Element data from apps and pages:
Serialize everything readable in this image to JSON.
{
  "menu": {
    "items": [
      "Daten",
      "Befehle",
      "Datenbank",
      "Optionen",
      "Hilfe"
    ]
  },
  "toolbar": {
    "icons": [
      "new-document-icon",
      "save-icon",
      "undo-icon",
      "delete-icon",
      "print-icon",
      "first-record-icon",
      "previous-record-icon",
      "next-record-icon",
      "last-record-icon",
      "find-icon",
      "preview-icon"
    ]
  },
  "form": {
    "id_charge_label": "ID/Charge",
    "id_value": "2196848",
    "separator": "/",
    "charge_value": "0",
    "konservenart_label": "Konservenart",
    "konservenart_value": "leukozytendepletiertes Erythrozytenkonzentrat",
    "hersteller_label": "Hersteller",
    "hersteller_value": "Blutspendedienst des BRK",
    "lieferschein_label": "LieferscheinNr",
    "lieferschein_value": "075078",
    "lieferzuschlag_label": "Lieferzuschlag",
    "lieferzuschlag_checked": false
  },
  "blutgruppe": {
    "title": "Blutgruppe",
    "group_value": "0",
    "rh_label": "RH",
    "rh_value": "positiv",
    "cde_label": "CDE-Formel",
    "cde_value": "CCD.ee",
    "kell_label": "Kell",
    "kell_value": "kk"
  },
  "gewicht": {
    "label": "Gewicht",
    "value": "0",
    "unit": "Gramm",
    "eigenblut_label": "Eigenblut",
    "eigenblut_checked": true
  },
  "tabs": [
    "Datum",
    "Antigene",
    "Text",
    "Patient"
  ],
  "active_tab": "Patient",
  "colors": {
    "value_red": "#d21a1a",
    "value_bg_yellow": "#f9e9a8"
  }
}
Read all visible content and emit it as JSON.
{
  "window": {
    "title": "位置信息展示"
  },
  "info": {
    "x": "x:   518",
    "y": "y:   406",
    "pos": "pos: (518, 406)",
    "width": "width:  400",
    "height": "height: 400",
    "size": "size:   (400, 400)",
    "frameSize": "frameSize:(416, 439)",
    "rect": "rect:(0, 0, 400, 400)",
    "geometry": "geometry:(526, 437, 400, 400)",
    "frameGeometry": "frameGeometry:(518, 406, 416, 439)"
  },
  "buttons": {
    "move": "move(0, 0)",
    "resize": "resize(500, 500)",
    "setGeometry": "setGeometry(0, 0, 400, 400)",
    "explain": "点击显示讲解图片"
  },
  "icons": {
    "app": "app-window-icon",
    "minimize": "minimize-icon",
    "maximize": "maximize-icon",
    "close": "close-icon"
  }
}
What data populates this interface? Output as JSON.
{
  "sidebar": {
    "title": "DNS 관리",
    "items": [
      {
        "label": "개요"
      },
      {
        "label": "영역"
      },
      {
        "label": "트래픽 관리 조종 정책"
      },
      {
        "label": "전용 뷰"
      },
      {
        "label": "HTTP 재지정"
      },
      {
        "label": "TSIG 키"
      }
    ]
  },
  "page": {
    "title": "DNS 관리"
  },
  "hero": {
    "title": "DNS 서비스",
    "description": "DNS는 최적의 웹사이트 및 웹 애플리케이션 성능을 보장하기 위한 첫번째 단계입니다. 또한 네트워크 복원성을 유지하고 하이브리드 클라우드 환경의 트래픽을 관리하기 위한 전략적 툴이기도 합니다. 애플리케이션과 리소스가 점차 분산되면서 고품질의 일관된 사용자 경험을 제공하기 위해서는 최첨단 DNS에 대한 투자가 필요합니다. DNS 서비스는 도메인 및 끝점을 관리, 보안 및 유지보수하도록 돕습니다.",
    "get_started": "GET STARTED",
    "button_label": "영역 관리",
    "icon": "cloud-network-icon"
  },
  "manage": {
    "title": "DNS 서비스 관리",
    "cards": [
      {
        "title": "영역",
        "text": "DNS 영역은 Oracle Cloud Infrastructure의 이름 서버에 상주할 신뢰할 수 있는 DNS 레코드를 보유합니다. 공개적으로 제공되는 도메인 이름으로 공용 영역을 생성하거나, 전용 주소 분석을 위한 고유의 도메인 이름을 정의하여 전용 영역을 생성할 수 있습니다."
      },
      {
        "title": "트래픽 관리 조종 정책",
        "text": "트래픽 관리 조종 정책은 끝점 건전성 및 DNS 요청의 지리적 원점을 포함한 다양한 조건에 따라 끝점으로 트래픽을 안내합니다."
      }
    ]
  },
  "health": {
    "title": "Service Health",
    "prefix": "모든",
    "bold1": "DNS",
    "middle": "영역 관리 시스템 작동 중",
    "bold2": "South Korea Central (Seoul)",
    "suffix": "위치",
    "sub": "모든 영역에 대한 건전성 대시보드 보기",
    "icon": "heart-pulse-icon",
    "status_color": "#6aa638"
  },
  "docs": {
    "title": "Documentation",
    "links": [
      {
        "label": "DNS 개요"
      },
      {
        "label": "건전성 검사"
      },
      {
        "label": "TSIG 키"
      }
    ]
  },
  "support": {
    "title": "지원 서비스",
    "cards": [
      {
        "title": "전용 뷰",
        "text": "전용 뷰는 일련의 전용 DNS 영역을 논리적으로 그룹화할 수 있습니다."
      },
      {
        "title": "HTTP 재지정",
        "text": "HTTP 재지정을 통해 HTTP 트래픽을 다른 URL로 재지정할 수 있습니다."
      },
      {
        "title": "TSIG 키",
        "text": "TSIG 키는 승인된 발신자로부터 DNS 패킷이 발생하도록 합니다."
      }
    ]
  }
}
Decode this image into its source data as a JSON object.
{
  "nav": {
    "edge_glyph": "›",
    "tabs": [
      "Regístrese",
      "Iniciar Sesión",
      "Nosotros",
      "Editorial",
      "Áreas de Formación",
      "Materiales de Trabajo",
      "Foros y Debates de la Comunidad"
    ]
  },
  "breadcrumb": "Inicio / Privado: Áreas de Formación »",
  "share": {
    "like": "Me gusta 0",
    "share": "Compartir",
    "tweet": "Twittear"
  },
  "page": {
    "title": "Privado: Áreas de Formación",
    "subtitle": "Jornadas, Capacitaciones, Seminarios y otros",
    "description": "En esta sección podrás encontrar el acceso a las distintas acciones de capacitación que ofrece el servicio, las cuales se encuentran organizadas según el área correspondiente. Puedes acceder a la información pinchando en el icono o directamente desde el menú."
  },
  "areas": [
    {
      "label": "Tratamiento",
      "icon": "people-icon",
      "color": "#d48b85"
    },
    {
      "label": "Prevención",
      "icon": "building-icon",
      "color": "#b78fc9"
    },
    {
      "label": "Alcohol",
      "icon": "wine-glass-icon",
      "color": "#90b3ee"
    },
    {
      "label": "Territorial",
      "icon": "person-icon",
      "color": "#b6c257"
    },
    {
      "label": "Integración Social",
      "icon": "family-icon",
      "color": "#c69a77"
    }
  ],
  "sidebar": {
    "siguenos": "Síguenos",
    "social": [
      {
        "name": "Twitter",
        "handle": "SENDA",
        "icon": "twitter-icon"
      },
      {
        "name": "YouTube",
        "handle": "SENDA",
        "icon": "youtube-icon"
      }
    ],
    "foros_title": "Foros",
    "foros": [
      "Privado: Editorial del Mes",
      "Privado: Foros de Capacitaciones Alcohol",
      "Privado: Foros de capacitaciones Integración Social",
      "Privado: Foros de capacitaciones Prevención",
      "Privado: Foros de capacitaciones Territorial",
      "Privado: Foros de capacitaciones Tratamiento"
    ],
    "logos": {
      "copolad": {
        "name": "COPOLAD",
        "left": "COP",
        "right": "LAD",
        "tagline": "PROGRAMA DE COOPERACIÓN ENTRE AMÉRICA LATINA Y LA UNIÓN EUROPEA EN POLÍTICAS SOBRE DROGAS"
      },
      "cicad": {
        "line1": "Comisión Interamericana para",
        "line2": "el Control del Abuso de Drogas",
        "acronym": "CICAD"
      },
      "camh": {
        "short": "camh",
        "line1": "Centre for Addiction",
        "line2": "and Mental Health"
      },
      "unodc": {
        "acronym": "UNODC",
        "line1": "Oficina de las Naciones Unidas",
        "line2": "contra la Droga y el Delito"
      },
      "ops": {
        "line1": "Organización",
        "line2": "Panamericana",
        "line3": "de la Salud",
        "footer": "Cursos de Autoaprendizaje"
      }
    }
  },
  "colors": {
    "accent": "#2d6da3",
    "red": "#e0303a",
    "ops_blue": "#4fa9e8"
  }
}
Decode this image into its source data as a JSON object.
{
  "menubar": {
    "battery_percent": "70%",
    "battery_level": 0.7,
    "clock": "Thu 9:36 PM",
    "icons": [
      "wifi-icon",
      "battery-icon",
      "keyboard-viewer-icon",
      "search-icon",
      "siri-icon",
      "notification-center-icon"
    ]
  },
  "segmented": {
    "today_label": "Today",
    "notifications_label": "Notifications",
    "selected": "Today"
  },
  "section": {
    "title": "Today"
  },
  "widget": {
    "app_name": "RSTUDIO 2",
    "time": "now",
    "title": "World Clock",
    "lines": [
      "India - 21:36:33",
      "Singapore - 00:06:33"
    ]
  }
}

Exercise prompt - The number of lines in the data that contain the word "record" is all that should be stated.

Result for this task - 4